Improved Car Exhaust Catalyst

  • Author: ChemistryViews.org
  • Published: 20 March 2017
  • Copyright: Wiley-VCH Verlag GmbH & Co. KGaA, Weinheim
  • Source / Publisher: Chemical Science/Royal Society of Chemistry (RSC)
  • Associated Societies: Royal Society of Chemistry (RSC), UK
thumbnail image: Improved Car Exhaust Catalyst

Modern cars have catalytic converters which remove some of the harmful gases generated during combustion from the car's exhaust. They catalyze the oxidation of toxic CO to CO2 and the reduction of harmful nitrogen oxides (NOx) to N2. Commercially available catalytic converters use precious metals such as platinum, palladium, or rhodium to achieve this effect, which makes them expensive. Replacing these metals with cheaper transition metals has been difficult due to catalyst poisoning by the adsorption of nitrogen and insufficient thermal stability.

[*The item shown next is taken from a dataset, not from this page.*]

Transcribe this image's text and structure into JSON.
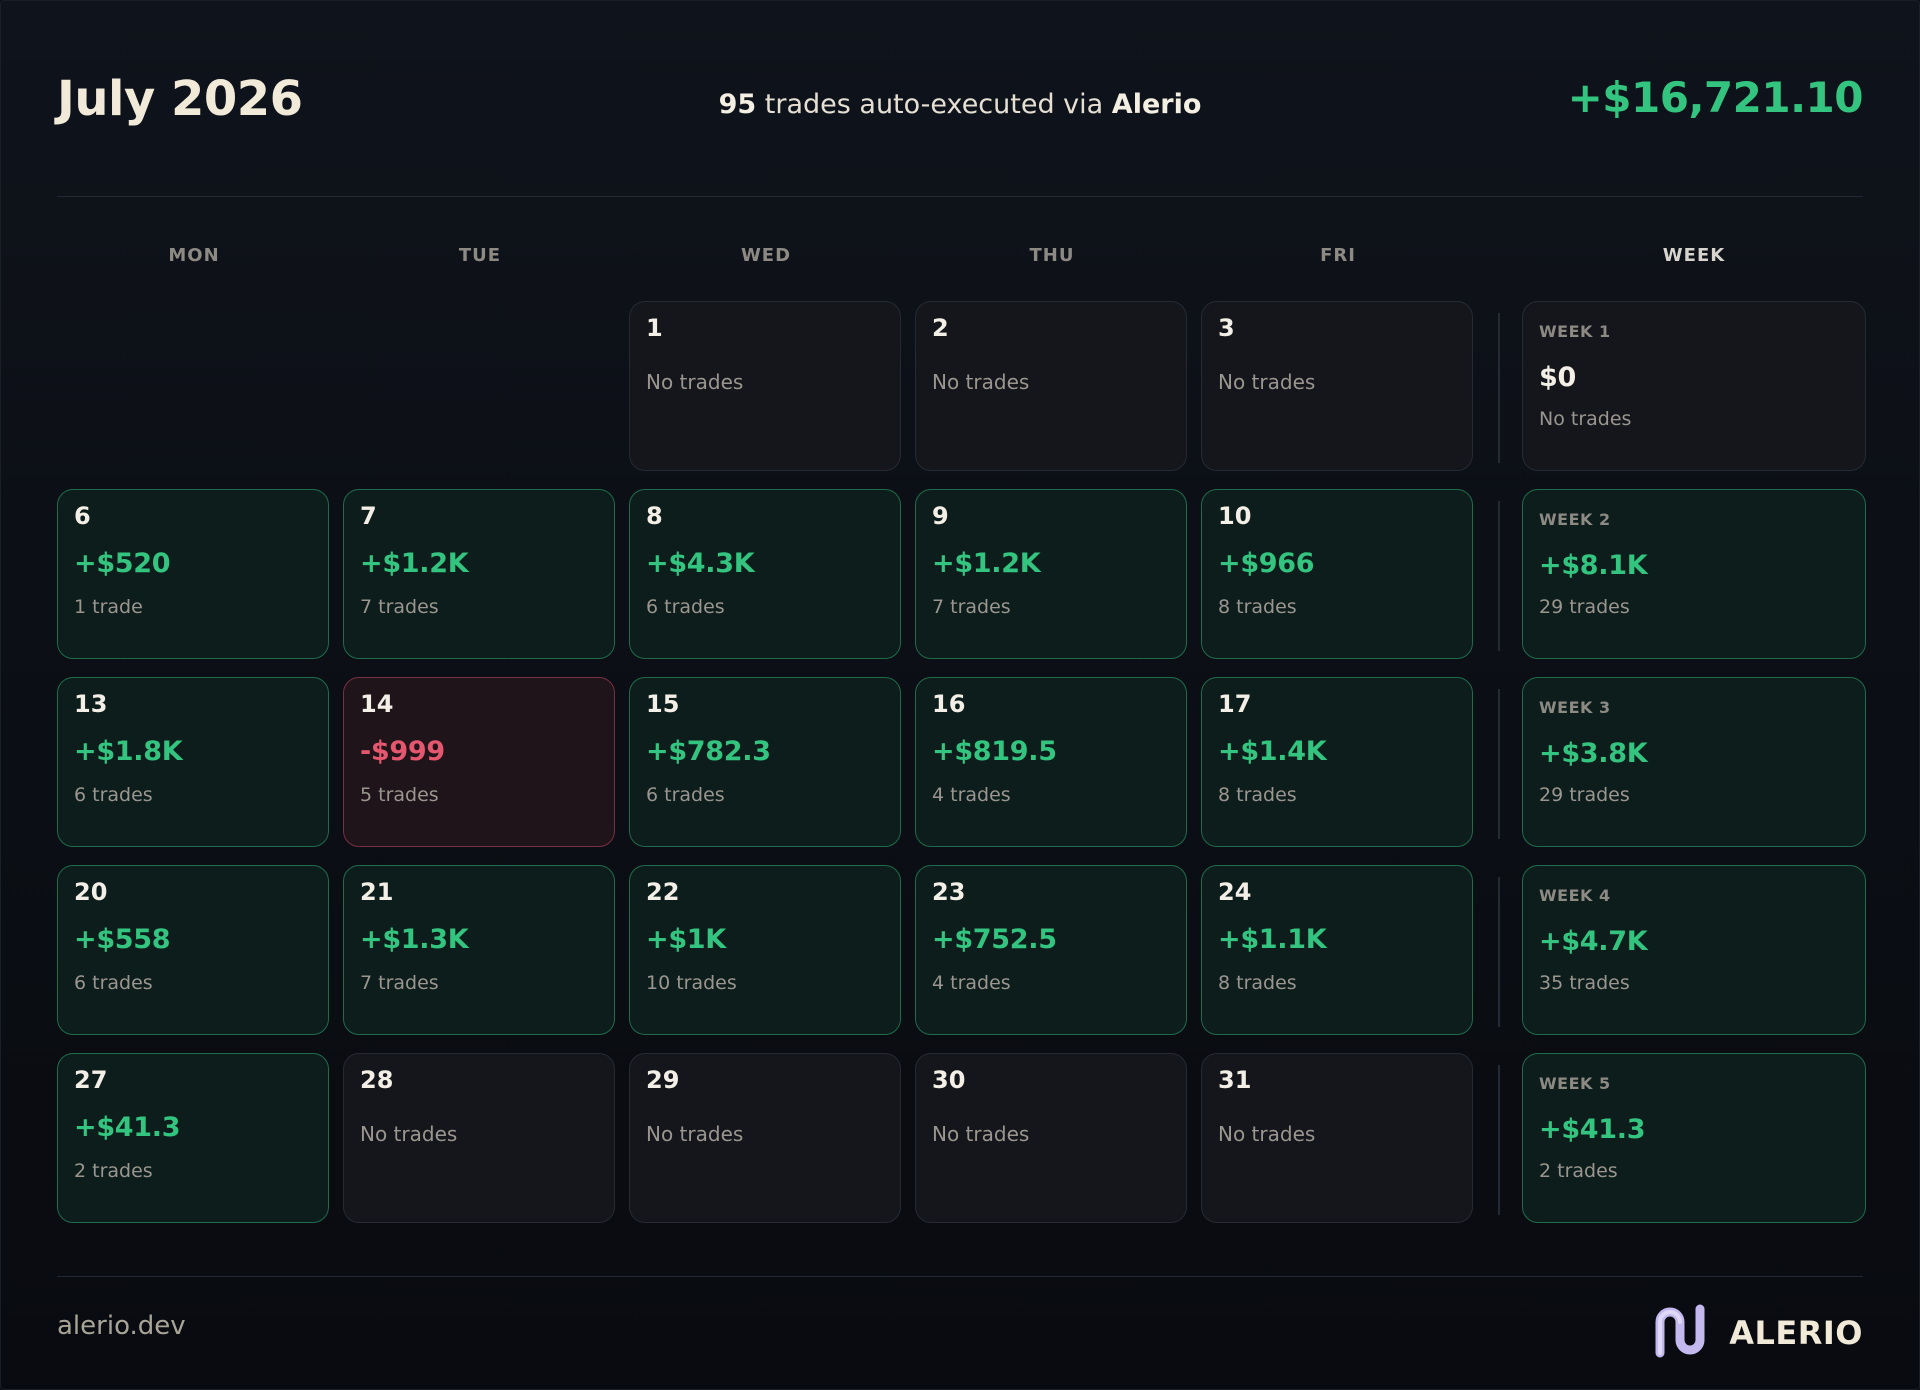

Takeshi Fujita, Tohoku University, Sendai, Japan, Hideki Abe, National Institute for Materials Science, Tsukuba, Japan, and colleagues have prepared a nickel-niobium alloy (Ni3Nb) which can remediate NO emissions efficiently. The team used arc melting in an argon atmosphere to prepare Ni3Nb ingots from the elements and powdered the resulting material. The powder was used as a catalyst in a gas-circulation reactor, which circulated CO and NO at 325 °C. The material removed 96 % of the NO gas within 11 minutes. Platinum powder, in comparison, removed 7.5 % of the NO gas in 35 minutes. Neither pure Ni nor pure Nb powder showed any remediation activity.


Using scanning transmission microscopy (STEM), the researchers observed a nanophase separation in the alloy when it was exposed to the simulated exhaust gas. The material developed filamentous nickel networks, embedded in a niobium oxide matrix. The team attributes the NO and CO conversion activity to the filamentous nickel, while the niobium oxide adsorbs nitrogen atoms, prevents catalyst poisoning, and improves the material's thermal stability.


 

Article Views: 1851

Sign in Area

Please sign in below

Additional Sign In options

Please note that to comment on an article you must be registered and logged in.
Registration is for free, you may already be registered to receive, e.g., the newsletter. When you register on this website, please ensure you view our terms and conditions. All comments are subject to moderation.

Article Comments - To add a comment please sign in

Bookmark and Share

If you would like to reuse any content, in print or online, from ChemistryViews.org, please contact us first for permission. more


CONNECT:

ChemistryViews.org on Facebook

ChemistryViews.org on Twitter ChemistryViews.org on YouTube ChemistryViews.org on LinkedIn Sign up for our free newsletter


A product of ChemPubSoc Europe (16 European Chemical Societies)and Wiley-VCH